> Exercise: Leaving out all pictures, return the records word for word.

(Element data from apps and pages)
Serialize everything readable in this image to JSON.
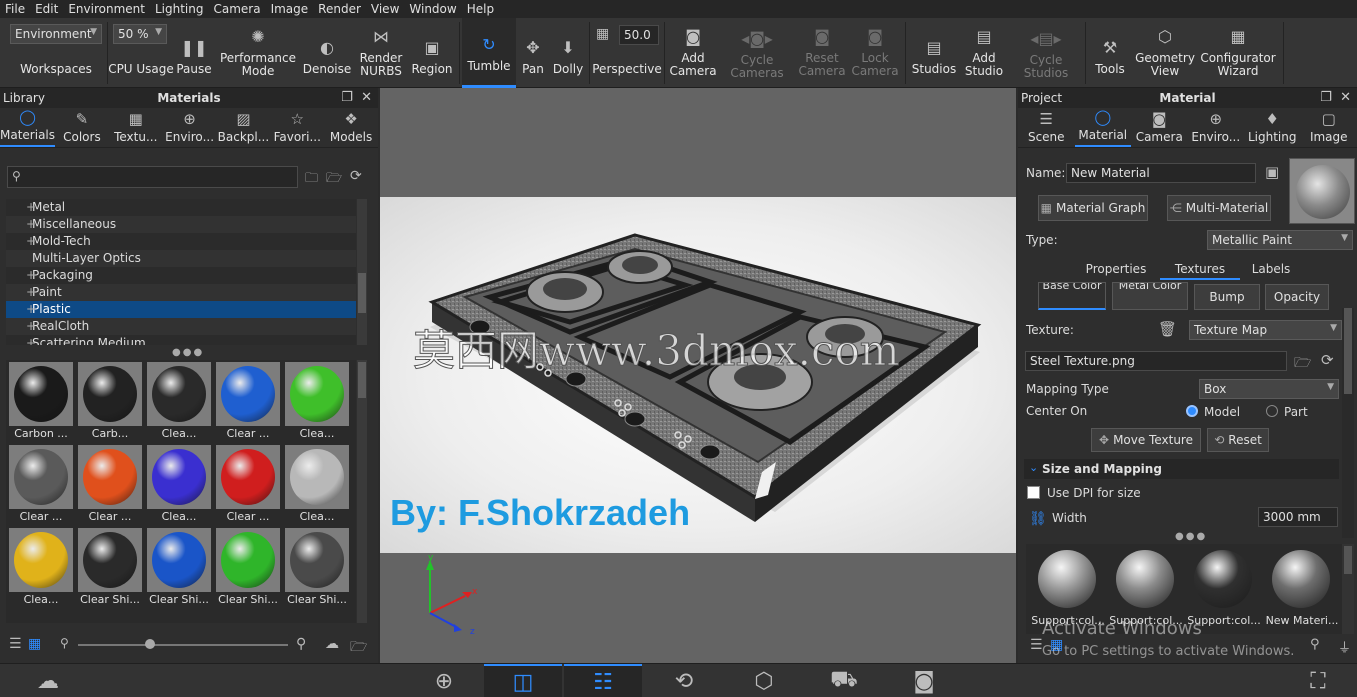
{
  "menu": [
    "File",
    "Edit",
    "Environment",
    "Lighting",
    "Camera",
    "Image",
    "Render",
    "View",
    "Window",
    "Help"
  ],
  "ribbon": {
    "workspace_select": "Environment",
    "workspaces_label": "Workspaces",
    "cpu_select": "50 %",
    "cpu_label": "CPU Usage",
    "pause": "Pause",
    "performance": "Performance\nMode",
    "denoise": "Denoise",
    "render_nurbs": "Render\nNURBS",
    "region": "Region",
    "tumble": "Tumble",
    "pan": "Pan",
    "dolly": "Dolly",
    "perspective_value": "50.0",
    "perspective": "Perspective",
    "add_camera": "Add\nCamera",
    "cycle_cameras": "Cycle\nCameras",
    "reset_camera": "Reset\nCamera",
    "lock_camera": "Lock\nCamera",
    "studios": "Studios",
    "add_studio": "Add\nStudio",
    "cycle_studios": "Cycle\nStudios",
    "tools": "Tools",
    "geometry_view": "Geometry\nView",
    "configurator_wizard": "Configurator\nWizard"
  },
  "library": {
    "header_left": "Library",
    "header_title": "Materials",
    "tabs": [
      "Materials",
      "Colors",
      "Textu...",
      "Enviro...",
      "Backpl...",
      "Favori...",
      "Models"
    ],
    "tree": [
      {
        "label": "Metal",
        "plus": true
      },
      {
        "label": "Miscellaneous",
        "plus": true
      },
      {
        "label": "Mold-Tech",
        "plus": true
      },
      {
        "label": "Multi-Layer Optics",
        "plus": false
      },
      {
        "label": "Packaging",
        "plus": true
      },
      {
        "label": "Paint",
        "plus": true
      },
      {
        "label": "Plastic",
        "plus": true,
        "selected": true
      },
      {
        "label": "RealCloth",
        "plus": true
      },
      {
        "label": "Scattering Medium",
        "plus": true
      }
    ],
    "thumbs": [
      {
        "label": "Carbon ...",
        "color": "#1a1a1a"
      },
      {
        "label": "Carb...",
        "color": "#222222"
      },
      {
        "label": "Clea...",
        "color": "#2a2a2a"
      },
      {
        "label": "Clear ...",
        "color": "#1f5fd0"
      },
      {
        "label": "Clea...",
        "color": "#3fbf2a"
      },
      {
        "label": "Clear ...",
        "color": "#5a5a5a"
      },
      {
        "label": "Clear ...",
        "color": "#e0501c"
      },
      {
        "label": "Clea...",
        "color": "#3a2fd0"
      },
      {
        "label": "Clear ...",
        "color": "#d01e1e"
      },
      {
        "label": "Clea...",
        "color": "#b8b8b8"
      },
      {
        "label": "Clea...",
        "color": "#e0b21a"
      },
      {
        "label": "Clear Shi...",
        "color": "#2a2a2a"
      },
      {
        "label": "Clear Shi...",
        "color": "#1a55c8"
      },
      {
        "label": "Clear Shi...",
        "color": "#2fb52a"
      },
      {
        "label": "Clear Shi...",
        "color": "#4a4a4a"
      }
    ]
  },
  "viewport": {
    "watermark": "莫西网www.3dmox.com",
    "credit": "By: F.Shokrzadeh",
    "axis": {
      "x": "x",
      "y": "y",
      "z": "z"
    }
  },
  "project": {
    "header_left": "Project",
    "header_title": "Material",
    "tabs": [
      "Scene",
      "Material",
      "Camera",
      "Enviro...",
      "Lighting",
      "Image"
    ],
    "name_label": "Name:",
    "name_value": "New Material",
    "material_graph": "Material Graph",
    "multi_material": "Multi-Material",
    "type_label": "Type:",
    "type_value": "Metallic Paint",
    "subtabs": [
      "Properties",
      "Textures",
      "Labels"
    ],
    "texture_tabs": [
      "Base Color",
      "Metal Color",
      "Bump",
      "Opacity"
    ],
    "texture_label": "Texture:",
    "texture_type": "Texture Map",
    "texture_file": "Steel Texture.png",
    "mapping_label": "Mapping Type",
    "mapping_value": "Box",
    "center_label": "Center On",
    "center_model": "Model",
    "center_part": "Part",
    "move_texture": "Move Texture",
    "reset": "Reset",
    "size_section": "Size and Mapping",
    "dpi_label": "Use DPI for size",
    "width_label": "Width",
    "width_value": "3000 mm",
    "thumbs": [
      "Support:col...",
      "Support:col...",
      "Support:col...",
      "New Materi..."
    ]
  },
  "activation": {
    "line1": "Activate Windows",
    "line2": "Go to PC settings to activate Windows."
  }
}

> Output:
Serialize everything readable in this image to JSON.
{
  "menu": [
    "File",
    "Edit",
    "Environment",
    "Lighting",
    "Camera",
    "Image",
    "Render",
    "View",
    "Window",
    "Help"
  ],
  "ribbon": {
    "workspace_select": "Environment",
    "workspaces_label": "Workspaces",
    "cpu_select": "50 %",
    "cpu_label": "CPU Usage",
    "pause": "Pause",
    "performance": "Performance\nMode",
    "denoise": "Denoise",
    "render_nurbs": "Render\nNURBS",
    "region": "Region",
    "tumble": "Tumble",
    "pan": "Pan",
    "dolly": "Dolly",
    "perspective_value": "50.0",
    "perspective": "Perspective",
    "add_camera": "Add\nCamera",
    "cycle_cameras": "Cycle\nCameras",
    "reset_camera": "Reset\nCamera",
    "lock_camera": "Lock\nCamera",
    "studios": "Studios",
    "add_studio": "Add\nStudio",
    "cycle_studios": "Cycle\nStudios",
    "tools": "Tools",
    "geometry_view": "Geometry\nView",
    "configurator_wizard": "Configurator\nWizard"
  },
  "library": {
    "header_left": "Library",
    "header_title": "Materials",
    "tabs": [
      "Materials",
      "Colors",
      "Textu...",
      "Enviro...",
      "Backpl...",
      "Favori...",
      "Models"
    ],
    "tree": [
      {
        "label": "Metal",
        "plus": true
      },
      {
        "label": "Miscellaneous",
        "plus": true
      },
      {
        "label": "Mold-Tech",
        "plus": true
      },
      {
        "label": "Multi-Layer Optics",
        "plus": false
      },
      {
        "label": "Packaging",
        "plus": true
      },
      {
        "label": "Paint",
        "plus": true
      },
      {
        "label": "Plastic",
        "plus": true,
        "selected": true
      },
      {
        "label": "RealCloth",
        "plus": true
      },
      {
        "label": "Scattering Medium",
        "plus": true
      }
    ],
    "thumbs": [
      {
        "label": "Carbon ...",
        "color": "#1a1a1a"
      },
      {
        "label": "Carb...",
        "color": "#222222"
      },
      {
        "label": "Clea...",
        "color": "#2a2a2a"
      },
      {
        "label": "Clear ...",
        "color": "#1f5fd0"
      },
      {
        "label": "Clea...",
        "color": "#3fbf2a"
      },
      {
        "label": "Clear ...",
        "color": "#5a5a5a"
      },
      {
        "label": "Clear ...",
        "color": "#e0501c"
      },
      {
        "label": "Clea...",
        "color": "#3a2fd0"
      },
      {
        "label": "Clear ...",
        "color": "#d01e1e"
      },
      {
        "label": "Clea...",
        "color": "#b8b8b8"
      },
      {
        "label": "Clea...",
        "color": "#e0b21a"
      },
      {
        "label": "Clear Shi...",
        "color": "#2a2a2a"
      },
      {
        "label": "Clear Shi...",
        "color": "#1a55c8"
      },
      {
        "label": "Clear Shi...",
        "color": "#2fb52a"
      },
      {
        "label": "Clear Shi...",
        "color": "#4a4a4a"
      }
    ]
  },
  "viewport": {
    "watermark": "莫西网www.3dmox.com",
    "credit": "By: F.Shokrzadeh",
    "axis": {
      "x": "x",
      "y": "y",
      "z": "z"
    }
  },
  "project": {
    "header_left": "Project",
    "header_title": "Material",
    "tabs": [
      "Scene",
      "Material",
      "Camera",
      "Enviro...",
      "Lighting",
      "Image"
    ],
    "name_label": "Name:",
    "name_value": "New Material",
    "material_graph": "Material Graph",
    "multi_material": "Multi-Material",
    "type_label": "Type:",
    "type_value": "Metallic Paint",
    "subtabs": [
      "Properties",
      "Textures",
      "Labels"
    ],
    "texture_tabs": [
      "Base Color",
      "Metal Color",
      "Bump",
      "Opacity"
    ],
    "texture_label": "Texture:",
    "texture_type": "Texture Map",
    "texture_file": "Steel Texture.png",
    "mapping_label": "Mapping Type",
    "mapping_value": "Box",
    "center_label": "Center On",
    "center_model": "Model",
    "center_part": "Part",
    "move_texture": "Move Texture",
    "reset": "Reset",
    "size_section": "Size and Mapping",
    "dpi_label": "Use DPI for size",
    "width_label": "Width",
    "width_value": "3000 mm",
    "thumbs": [
      "Support:col...",
      "Support:col...",
      "Support:col...",
      "New Materi..."
    ]
  },
  "activation": {
    "line1": "Activate Windows",
    "line2": "Go to PC settings to activate Windows."
  }
}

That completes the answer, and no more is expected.